§ Aim of the exercise
"icon" is the word to look for; say how many lines of the listing below contain it, and nothing else.

§ Source material
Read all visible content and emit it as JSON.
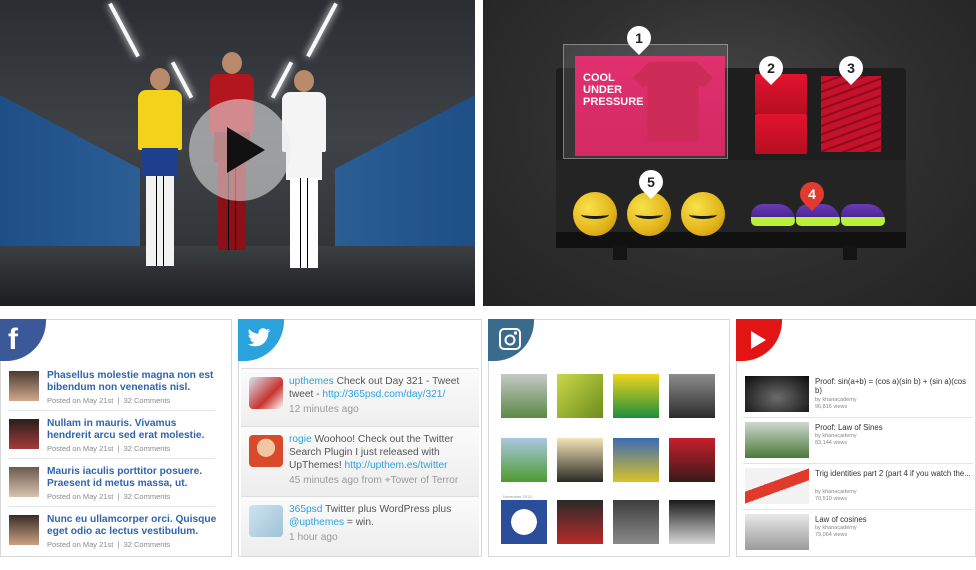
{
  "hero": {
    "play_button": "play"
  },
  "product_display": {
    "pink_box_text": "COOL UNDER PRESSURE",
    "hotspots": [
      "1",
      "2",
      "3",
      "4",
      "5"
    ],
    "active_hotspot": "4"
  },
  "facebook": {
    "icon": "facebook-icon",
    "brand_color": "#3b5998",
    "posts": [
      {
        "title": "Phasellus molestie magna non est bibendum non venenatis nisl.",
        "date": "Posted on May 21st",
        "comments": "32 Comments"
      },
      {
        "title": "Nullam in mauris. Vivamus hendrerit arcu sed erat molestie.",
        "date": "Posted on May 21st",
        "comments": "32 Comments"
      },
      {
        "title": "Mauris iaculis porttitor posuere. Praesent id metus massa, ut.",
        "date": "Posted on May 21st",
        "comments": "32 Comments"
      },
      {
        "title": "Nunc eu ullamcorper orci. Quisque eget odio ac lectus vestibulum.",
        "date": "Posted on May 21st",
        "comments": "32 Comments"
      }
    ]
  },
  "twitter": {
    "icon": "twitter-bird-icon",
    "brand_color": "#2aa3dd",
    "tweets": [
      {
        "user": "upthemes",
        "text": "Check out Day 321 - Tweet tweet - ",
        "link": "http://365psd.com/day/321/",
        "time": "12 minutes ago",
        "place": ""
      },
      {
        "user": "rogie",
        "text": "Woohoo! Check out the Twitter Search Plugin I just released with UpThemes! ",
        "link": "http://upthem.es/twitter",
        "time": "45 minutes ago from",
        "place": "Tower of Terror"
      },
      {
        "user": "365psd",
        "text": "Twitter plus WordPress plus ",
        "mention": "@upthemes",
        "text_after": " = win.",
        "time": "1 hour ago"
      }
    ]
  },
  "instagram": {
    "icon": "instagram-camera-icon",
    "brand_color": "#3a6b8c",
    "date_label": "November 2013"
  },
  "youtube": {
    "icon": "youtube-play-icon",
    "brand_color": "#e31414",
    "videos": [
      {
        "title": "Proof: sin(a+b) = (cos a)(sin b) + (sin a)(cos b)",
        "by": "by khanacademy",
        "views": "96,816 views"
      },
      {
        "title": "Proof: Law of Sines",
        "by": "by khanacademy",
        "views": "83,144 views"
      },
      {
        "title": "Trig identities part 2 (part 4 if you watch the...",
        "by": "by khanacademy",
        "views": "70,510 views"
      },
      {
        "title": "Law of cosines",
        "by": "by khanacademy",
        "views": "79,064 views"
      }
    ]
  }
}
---
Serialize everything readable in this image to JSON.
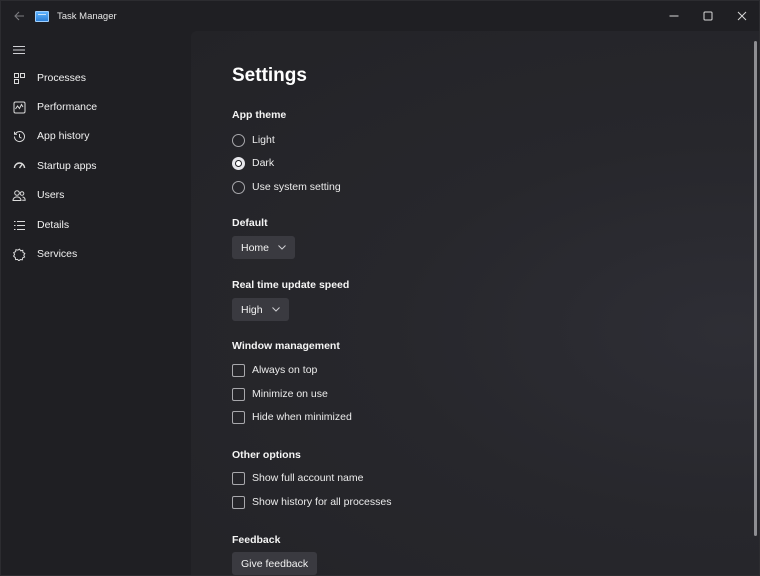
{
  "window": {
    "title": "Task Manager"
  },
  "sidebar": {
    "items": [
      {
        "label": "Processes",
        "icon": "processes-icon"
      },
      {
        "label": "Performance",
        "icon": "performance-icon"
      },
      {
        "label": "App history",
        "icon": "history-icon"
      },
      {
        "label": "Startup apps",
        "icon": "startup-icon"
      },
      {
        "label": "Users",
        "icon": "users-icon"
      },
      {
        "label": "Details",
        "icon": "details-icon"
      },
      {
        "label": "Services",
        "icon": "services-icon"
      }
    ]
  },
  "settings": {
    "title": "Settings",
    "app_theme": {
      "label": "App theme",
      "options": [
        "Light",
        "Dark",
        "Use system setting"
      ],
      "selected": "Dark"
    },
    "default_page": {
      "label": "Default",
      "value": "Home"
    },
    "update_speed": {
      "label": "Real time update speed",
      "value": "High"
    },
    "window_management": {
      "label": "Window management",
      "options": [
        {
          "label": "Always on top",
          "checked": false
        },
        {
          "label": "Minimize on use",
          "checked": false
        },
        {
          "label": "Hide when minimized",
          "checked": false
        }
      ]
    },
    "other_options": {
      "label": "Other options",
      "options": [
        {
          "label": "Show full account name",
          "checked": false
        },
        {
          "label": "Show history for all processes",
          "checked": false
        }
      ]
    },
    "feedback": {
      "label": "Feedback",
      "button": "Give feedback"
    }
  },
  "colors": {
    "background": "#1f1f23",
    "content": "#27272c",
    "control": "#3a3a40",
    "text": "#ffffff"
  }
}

§ Exercise result
11